Reproduced with permission of the author
Dr. Terence McQuiston, M.D.
Dr. Gabel is not alone in this opinion, but I find it nevertheless appalling. Ever since Hippocrates medical ethics were determined by our profession independently of government legislation (including human rights tribunals). We Canadians stood in judgement at Nuremberg over the German physicians of the Nazi period.
Their defense was that they had done nothing outside of the law (true). However, we took the view that ethics transcend and should inform legislation, not the other way around, and therefore we could hold them to account for their deeds.
Such transcendence of ethics is only possible by the exercise of conscience by all physicians.
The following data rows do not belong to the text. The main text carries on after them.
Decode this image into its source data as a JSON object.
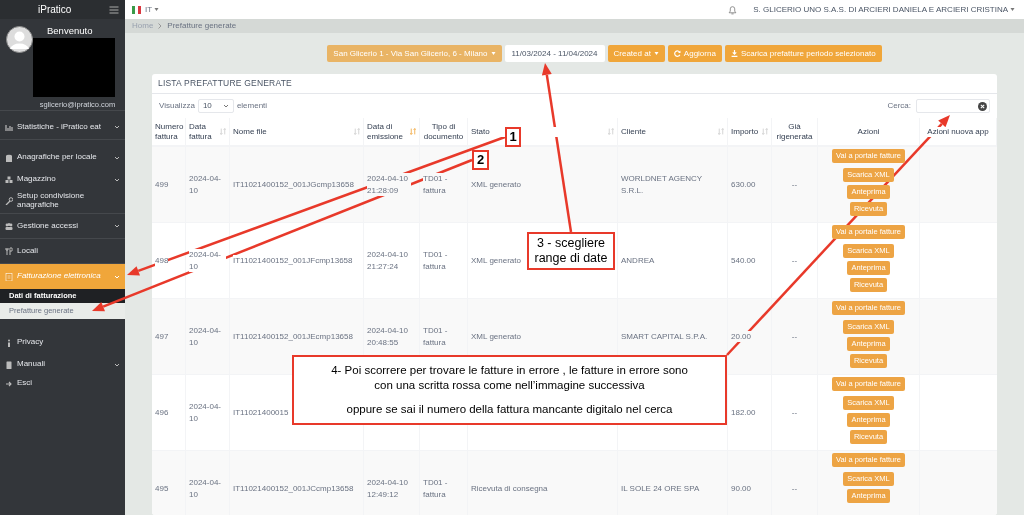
{
  "sidebar": {
    "logo": "iPratico",
    "welcome": "Benvenuto",
    "email": "sglicerio@ipratico.com",
    "items": [
      {
        "label": "Statistiche - iPratico eat",
        "has_submenu": true,
        "selected": false
      },
      {
        "label": "Anagrafiche per locale",
        "has_submenu": true,
        "selected": false
      },
      {
        "label": "Magazzino",
        "has_submenu": true,
        "selected": false
      },
      {
        "label": "Setup condivisione anagrafiche",
        "has_submenu": false,
        "selected": false
      },
      {
        "label": "Gestione accessi",
        "has_submenu": true,
        "selected": false
      },
      {
        "label": "Locali",
        "has_submenu": false,
        "selected": false
      },
      {
        "label": "Fatturazione elettronica",
        "has_submenu": true,
        "selected": true,
        "children": [
          {
            "label": "Dati di fatturazione",
            "selected": false
          },
          {
            "label": "Prefatture generate",
            "selected": true
          }
        ]
      },
      {
        "label": "Privacy",
        "has_submenu": false,
        "selected": false
      },
      {
        "label": "Manuali",
        "has_submenu": true,
        "selected": false
      },
      {
        "label": "Esci",
        "has_submenu": false,
        "selected": false
      }
    ]
  },
  "topbar": {
    "language": "IT",
    "company": "S. GLICERIO UNO S.A.S. DI ARCIERI DANIELA E ARCIERI CRISTINA"
  },
  "breadcrumb": [
    "Home",
    "Prefatture generate"
  ],
  "toolbar": {
    "location": "San Glicerio 1 - Via San Glicerio, 6 - Milano",
    "date_range": "11/03/2024 - 11/04/2024",
    "sort": "Created at",
    "refresh": "Aggiorna",
    "download": "Scarica prefatture periodo selezionato"
  },
  "card": {
    "title": "LISTA PREFATTURE GENERATE",
    "show_label": "Visualizza",
    "page_size": "10",
    "entries_label": "elementi",
    "search_label": "Cerca:",
    "columns": [
      {
        "label": "Numero fattura",
        "sortable": false,
        "sorted": false
      },
      {
        "label": "Data fattura",
        "sortable": true,
        "sorted": false
      },
      {
        "label": "Nome file",
        "sortable": true,
        "sorted": false
      },
      {
        "label": "Data di emissione",
        "sortable": true,
        "sorted": true
      },
      {
        "label": "Tipo di documento",
        "sortable": false,
        "sorted": false
      },
      {
        "label": "Stato",
        "sortable": true,
        "sorted": false
      },
      {
        "label": "Cliente",
        "sortable": true,
        "sorted": false
      },
      {
        "label": "Importo",
        "sortable": true,
        "sorted": false
      },
      {
        "label": "Già rigenerata",
        "sortable": false,
        "sorted": false
      },
      {
        "label": "Azioni",
        "sortable": false,
        "sorted": false
      },
      {
        "label": "Azioni nuova app",
        "sortable": false,
        "sorted": false
      }
    ],
    "rows": [
      {
        "cells": [
          "499",
          "2024-04-10",
          "IT11021400152_001JGcmp13658",
          "2024-04-10 21:28:09",
          "TD01 - fattura",
          "XML generato",
          "WORLDNET AGENCY S.R.L.",
          "630.00",
          "--"
        ],
        "actions": [
          "Vai a portale fatture",
          "Scarica XML",
          "Anteprima",
          "Ricevuta"
        ]
      },
      {
        "cells": [
          "498",
          "2024-04-10",
          "IT11021400152_001JFcmp13658",
          "2024-04-10 21:27:24",
          "TD01 - fattura",
          "XML generato",
          "ANDREA",
          "540.00",
          "--"
        ],
        "actions": [
          "Vai a portale fatture",
          "Scarica XML",
          "Anteprima",
          "Ricevuta"
        ]
      },
      {
        "cells": [
          "497",
          "2024-04-10",
          "IT11021400152_001JEcmp13658",
          "2024-04-10 20:48:55",
          "TD01 - fattura",
          "XML generato",
          "SMART CAPITAL S.P.A.",
          "20.00",
          "--"
        ],
        "actions": [
          "Vai a portale fatture",
          "Scarica XML",
          "Anteprima",
          "Ricevuta"
        ]
      },
      {
        "cells": [
          "496",
          "2024-04-10",
          "IT11021400015",
          null,
          null,
          null,
          null,
          "182.00",
          "--"
        ],
        "actions": [
          "Vai a portale fatture",
          "Scarica XML",
          "Anteprima",
          "Ricevuta"
        ]
      },
      {
        "cells": [
          "495",
          "2024-04-10",
          "IT11021400152_001JCcmp13658",
          "2024-04-10 12:49:12",
          "TD01 - fattura",
          "Ricevuta di consegna",
          "IL SOLE 24 ORE SPA",
          "90.00",
          "--"
        ],
        "actions": [
          "Vai a portale fatture",
          "Scarica XML",
          "Anteprima"
        ]
      }
    ]
  },
  "annotations": [
    {
      "kind": "number",
      "text": "1"
    },
    {
      "kind": "number",
      "text": "2"
    },
    {
      "kind": "note",
      "paragraphs": [
        [
          "3 - scegliere",
          "range di date"
        ]
      ]
    },
    {
      "kind": "note",
      "paragraphs": [
        [
          "4- Poi scorrere per trovare le fatture in errore , le fatture in errore sono",
          "con una scritta rossa come nell’immagine successiva"
        ],
        [
          "oppure se sai il numero della fattura mancante digitalo nel cerca"
        ]
      ]
    }
  ]
}
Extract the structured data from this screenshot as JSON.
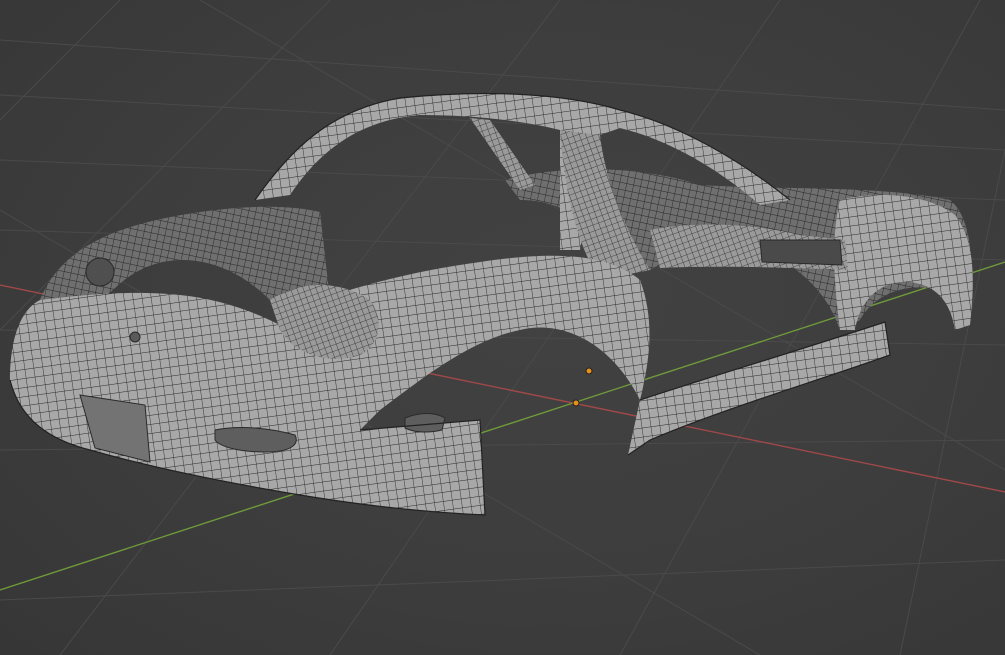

Granted there may be differences arising from this exercise, but we should do our best to accommodate these differences.
That’s why we permit conscientious objection in wartime. Individual conscience is too precious a part of our social fabric to be casually overridden. The policy defended by Dr. Gabel in effect puts conscience on ice. If euthanasia becomes legal, I for one still won’t do it.
This comment responds to the Medscape article “Doctors opposing draft abortion policy may need to rethink whether family practice is right for them, says CPSO official: Direct referrals a sticking point in Ontario’s human rights policy (17 December, 2014) Dr. Marc Gabel was quoted to the effect that physicians unwilling to provide or facilitate abortion and contraception should not practice family medicine. Administrator